TASK ITEM:
Go through the entries below line by line and count those containing "part"; the answer is that count alone.

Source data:
#####
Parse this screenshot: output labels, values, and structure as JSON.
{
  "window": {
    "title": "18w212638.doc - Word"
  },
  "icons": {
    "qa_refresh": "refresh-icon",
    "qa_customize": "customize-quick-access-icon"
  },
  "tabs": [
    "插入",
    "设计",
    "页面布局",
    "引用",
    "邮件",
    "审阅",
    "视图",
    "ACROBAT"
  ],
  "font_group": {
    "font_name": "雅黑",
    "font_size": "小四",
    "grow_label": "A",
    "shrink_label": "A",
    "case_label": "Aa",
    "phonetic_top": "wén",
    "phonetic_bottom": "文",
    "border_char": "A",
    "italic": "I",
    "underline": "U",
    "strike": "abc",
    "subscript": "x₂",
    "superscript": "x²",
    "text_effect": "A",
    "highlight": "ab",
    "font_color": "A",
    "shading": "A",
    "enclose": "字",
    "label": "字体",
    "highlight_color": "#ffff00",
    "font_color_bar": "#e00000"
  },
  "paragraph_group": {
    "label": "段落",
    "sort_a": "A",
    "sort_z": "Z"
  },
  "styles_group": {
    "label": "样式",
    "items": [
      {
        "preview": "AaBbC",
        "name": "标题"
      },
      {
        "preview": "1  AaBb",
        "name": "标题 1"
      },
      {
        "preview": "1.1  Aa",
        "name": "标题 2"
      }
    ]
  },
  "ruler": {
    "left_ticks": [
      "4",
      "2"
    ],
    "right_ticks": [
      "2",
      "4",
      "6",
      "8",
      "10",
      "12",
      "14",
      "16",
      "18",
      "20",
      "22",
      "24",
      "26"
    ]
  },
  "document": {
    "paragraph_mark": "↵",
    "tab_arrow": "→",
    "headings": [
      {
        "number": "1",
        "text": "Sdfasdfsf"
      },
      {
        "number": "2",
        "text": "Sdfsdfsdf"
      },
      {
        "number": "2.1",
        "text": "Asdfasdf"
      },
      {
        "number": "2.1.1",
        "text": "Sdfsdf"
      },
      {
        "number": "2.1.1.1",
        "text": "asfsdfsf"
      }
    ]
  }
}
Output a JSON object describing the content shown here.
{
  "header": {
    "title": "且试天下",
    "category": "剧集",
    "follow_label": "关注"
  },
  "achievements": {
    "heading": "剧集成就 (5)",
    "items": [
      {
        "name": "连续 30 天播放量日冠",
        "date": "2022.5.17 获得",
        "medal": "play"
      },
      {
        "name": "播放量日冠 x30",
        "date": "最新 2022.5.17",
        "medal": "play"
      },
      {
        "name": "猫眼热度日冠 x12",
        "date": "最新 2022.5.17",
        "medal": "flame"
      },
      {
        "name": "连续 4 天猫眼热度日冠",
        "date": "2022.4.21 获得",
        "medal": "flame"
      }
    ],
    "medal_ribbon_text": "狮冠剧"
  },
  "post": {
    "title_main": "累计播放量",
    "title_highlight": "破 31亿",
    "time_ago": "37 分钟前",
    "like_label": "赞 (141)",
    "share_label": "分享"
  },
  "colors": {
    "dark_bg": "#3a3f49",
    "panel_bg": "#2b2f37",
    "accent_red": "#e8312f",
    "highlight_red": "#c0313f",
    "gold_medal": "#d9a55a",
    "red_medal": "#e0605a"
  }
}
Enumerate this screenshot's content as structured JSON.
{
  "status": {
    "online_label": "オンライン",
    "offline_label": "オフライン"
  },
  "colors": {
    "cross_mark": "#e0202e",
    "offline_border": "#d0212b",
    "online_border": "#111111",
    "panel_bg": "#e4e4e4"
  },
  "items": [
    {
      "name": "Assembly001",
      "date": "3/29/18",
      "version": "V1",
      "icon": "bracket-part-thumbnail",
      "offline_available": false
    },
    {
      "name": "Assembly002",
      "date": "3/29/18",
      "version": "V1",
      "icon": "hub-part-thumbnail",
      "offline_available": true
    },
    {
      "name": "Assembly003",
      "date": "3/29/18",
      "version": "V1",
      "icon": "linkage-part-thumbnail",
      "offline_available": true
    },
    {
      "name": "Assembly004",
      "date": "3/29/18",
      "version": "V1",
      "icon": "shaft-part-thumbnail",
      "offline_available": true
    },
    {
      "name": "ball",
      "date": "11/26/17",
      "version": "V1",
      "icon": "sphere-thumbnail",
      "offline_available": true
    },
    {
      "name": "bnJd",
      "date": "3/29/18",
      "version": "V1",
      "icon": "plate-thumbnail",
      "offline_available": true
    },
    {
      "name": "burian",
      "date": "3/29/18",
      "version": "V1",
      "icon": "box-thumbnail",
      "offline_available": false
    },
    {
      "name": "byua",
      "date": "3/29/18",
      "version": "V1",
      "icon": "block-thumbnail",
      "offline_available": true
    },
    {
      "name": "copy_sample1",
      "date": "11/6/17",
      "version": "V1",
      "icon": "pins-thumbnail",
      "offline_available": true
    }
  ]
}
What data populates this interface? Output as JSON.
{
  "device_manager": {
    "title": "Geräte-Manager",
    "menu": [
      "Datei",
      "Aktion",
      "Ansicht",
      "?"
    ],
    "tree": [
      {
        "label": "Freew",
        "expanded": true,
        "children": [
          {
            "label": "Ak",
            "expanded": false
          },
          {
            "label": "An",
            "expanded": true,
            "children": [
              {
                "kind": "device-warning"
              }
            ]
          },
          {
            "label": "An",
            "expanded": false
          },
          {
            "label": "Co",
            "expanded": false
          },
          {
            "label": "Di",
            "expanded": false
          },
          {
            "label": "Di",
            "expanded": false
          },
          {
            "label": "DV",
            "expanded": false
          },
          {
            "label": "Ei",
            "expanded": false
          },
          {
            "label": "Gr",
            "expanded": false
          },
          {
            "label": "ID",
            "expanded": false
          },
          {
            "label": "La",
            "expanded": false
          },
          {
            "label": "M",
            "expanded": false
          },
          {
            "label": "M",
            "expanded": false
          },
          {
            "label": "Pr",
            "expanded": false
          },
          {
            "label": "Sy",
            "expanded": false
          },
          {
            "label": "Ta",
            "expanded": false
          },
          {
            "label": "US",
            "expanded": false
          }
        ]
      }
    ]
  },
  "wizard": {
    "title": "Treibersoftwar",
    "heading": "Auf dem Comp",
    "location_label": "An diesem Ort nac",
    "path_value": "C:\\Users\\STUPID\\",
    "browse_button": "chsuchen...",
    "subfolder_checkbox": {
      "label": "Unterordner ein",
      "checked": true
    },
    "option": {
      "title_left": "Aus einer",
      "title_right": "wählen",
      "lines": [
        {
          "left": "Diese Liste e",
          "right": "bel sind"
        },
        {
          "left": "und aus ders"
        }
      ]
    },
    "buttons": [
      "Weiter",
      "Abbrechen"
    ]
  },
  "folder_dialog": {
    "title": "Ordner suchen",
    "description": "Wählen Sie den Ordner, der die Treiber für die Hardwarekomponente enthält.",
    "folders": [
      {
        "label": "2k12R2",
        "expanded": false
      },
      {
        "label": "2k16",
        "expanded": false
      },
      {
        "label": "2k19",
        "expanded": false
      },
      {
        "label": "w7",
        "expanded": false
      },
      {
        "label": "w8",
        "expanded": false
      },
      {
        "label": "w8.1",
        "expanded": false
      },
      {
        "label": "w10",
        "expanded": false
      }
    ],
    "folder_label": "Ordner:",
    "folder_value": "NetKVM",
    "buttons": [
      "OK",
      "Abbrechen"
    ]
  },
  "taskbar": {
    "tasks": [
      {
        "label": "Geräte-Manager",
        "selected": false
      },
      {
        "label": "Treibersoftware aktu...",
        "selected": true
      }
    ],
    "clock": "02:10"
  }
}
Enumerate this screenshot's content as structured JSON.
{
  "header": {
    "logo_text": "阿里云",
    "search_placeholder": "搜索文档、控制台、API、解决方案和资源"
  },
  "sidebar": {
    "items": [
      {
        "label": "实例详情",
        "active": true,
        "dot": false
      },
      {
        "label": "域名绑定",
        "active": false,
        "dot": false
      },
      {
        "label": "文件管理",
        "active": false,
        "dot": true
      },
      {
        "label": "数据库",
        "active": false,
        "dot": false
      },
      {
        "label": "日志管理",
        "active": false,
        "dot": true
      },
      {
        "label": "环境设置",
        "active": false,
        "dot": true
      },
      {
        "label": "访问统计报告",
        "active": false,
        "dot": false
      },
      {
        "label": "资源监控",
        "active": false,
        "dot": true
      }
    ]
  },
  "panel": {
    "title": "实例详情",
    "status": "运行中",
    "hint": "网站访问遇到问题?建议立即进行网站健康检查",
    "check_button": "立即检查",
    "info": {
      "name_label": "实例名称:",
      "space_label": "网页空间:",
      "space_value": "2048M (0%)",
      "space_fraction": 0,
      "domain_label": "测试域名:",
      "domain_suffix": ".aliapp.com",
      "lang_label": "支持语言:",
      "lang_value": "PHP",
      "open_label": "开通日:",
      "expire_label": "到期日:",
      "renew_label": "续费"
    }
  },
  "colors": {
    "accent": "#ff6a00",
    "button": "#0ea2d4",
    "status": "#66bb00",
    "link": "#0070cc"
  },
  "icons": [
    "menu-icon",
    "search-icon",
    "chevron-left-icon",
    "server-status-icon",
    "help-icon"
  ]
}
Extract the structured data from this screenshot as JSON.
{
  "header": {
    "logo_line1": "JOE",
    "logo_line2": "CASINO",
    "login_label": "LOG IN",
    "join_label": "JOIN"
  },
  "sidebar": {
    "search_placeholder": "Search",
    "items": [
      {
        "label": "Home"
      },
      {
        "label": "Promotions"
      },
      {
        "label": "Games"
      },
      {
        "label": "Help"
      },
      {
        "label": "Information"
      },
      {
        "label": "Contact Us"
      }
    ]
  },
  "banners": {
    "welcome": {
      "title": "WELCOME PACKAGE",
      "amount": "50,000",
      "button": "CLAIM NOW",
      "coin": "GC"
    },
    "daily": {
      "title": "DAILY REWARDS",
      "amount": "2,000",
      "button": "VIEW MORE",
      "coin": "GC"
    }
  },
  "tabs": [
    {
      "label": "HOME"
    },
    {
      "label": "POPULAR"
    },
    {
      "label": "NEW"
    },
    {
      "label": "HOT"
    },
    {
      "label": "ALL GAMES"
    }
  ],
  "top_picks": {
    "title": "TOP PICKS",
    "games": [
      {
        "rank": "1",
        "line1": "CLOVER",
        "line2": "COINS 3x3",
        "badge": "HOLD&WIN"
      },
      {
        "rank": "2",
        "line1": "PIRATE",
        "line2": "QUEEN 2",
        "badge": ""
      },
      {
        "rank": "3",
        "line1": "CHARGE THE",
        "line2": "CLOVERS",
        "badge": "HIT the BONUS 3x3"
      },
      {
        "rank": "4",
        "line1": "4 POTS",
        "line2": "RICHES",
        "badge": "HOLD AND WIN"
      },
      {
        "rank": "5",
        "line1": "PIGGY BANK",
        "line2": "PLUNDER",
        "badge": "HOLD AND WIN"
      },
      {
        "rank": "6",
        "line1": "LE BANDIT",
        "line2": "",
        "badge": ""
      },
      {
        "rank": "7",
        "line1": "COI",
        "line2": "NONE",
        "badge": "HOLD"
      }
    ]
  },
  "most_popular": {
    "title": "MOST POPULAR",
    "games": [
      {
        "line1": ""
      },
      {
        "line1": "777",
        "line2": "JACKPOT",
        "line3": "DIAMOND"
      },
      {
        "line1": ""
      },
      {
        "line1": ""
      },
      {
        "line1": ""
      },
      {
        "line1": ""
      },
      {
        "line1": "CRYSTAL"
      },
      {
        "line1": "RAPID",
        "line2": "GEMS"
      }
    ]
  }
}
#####
ANSWER:
4